I've been making little websites to serve up information on various topics for close to two decades. I'm basically a one-woman shop, so my websites have to be lean, evergreen, low cost and low maintenance to make any sense at all. I currently live in a small town and I sometimes attend public meetings where people are enamored of shiny tech but don't know how to use it. They get all envious of projects and talk in glowing terms about "Wouldn't it be GREAT if we did something like that?!" and I bite my tongue and don't say "You have no idea what on earth you are talking about. You have neither the resources nor the expertise to do a project like that." Those experiences inspired me to write this post. I would love to help people in the small town where I live to establish an effective web presence, but I really am going to need to do a lot of educating if that is ever going to happen. Most locals have no idea how to make a website that'
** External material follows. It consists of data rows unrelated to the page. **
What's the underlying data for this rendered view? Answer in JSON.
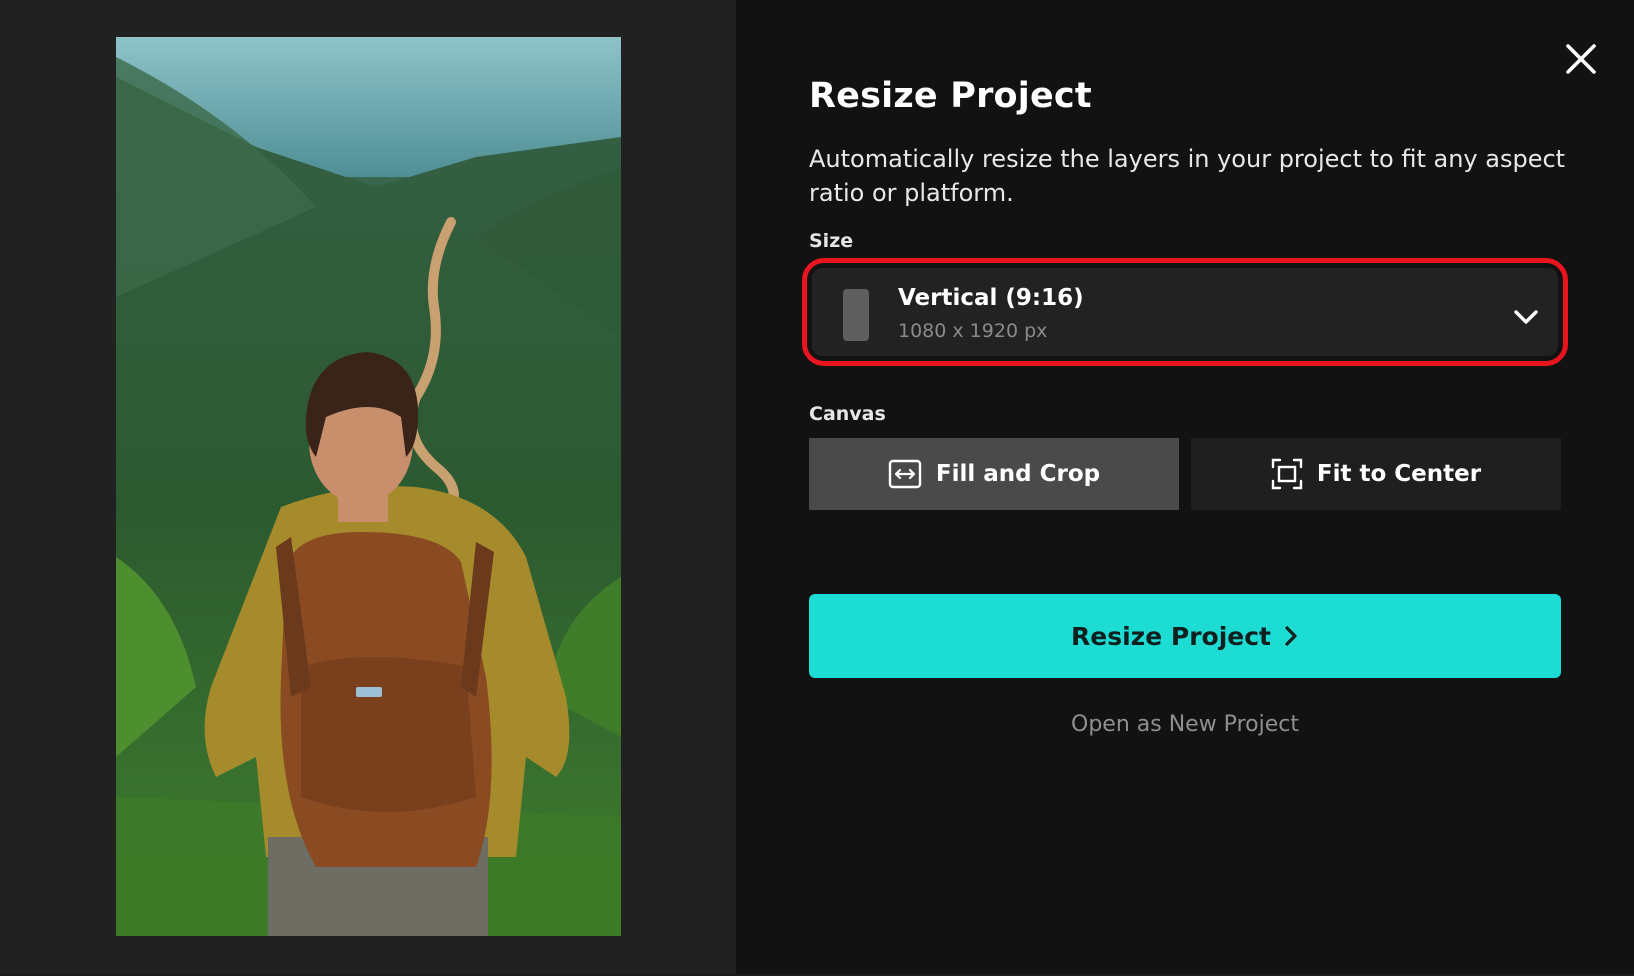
{
  "dialog": {
    "title": "Resize Project",
    "description": "Automatically resize the layers in your project to fit any aspect ratio or platform.",
    "close_icon": "close-icon"
  },
  "size": {
    "label": "Size",
    "selected_title": "Vertical (9:16)",
    "selected_dimensions": "1080 x 1920 px",
    "icon": "phone-portrait-icon",
    "highlight_color": "#e8141e"
  },
  "canvas": {
    "label": "Canvas",
    "options": [
      {
        "label": "Fill and Crop",
        "icon": "fill-crop-icon",
        "selected": true
      },
      {
        "label": "Fit to Center",
        "icon": "fit-center-icon",
        "selected": false
      }
    ]
  },
  "actions": {
    "primary_label": "Resize Project",
    "primary_color": "#1cdcd4",
    "secondary_label": "Open as New Project"
  },
  "preview": {
    "subject": "hiker-with-backpack-overlooking-forest-valley"
  }
}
My First Pull Request Was Approved! Huzzah!

A few hours ago, I submitted my first ever pull request . I mean to something other than the Hello World project Github walks you through to show you the basics. It has now been approved by the maintainer and merged. And, wow, I need to get this off my chest: You programmers are completely unnecessarily scaring off non-programmers from your Open Source projects. This is how this went down: I saw a piece on Hacker News that interested me and I opened it up to find that it was a Github repository. I began reading the documentation and noticed a typo. One of the titles said "Funtion" instead of "Function" in it. So I was like "I would like to tell them." Now the last time I wanted to tell someone in Open Source they had a typo, I left a comment on Hacker News to do it. They did fix it and apparently took some of my other advice as well. But this time the article didn't have a lot of comments. It only has two, in fact. So I felt like le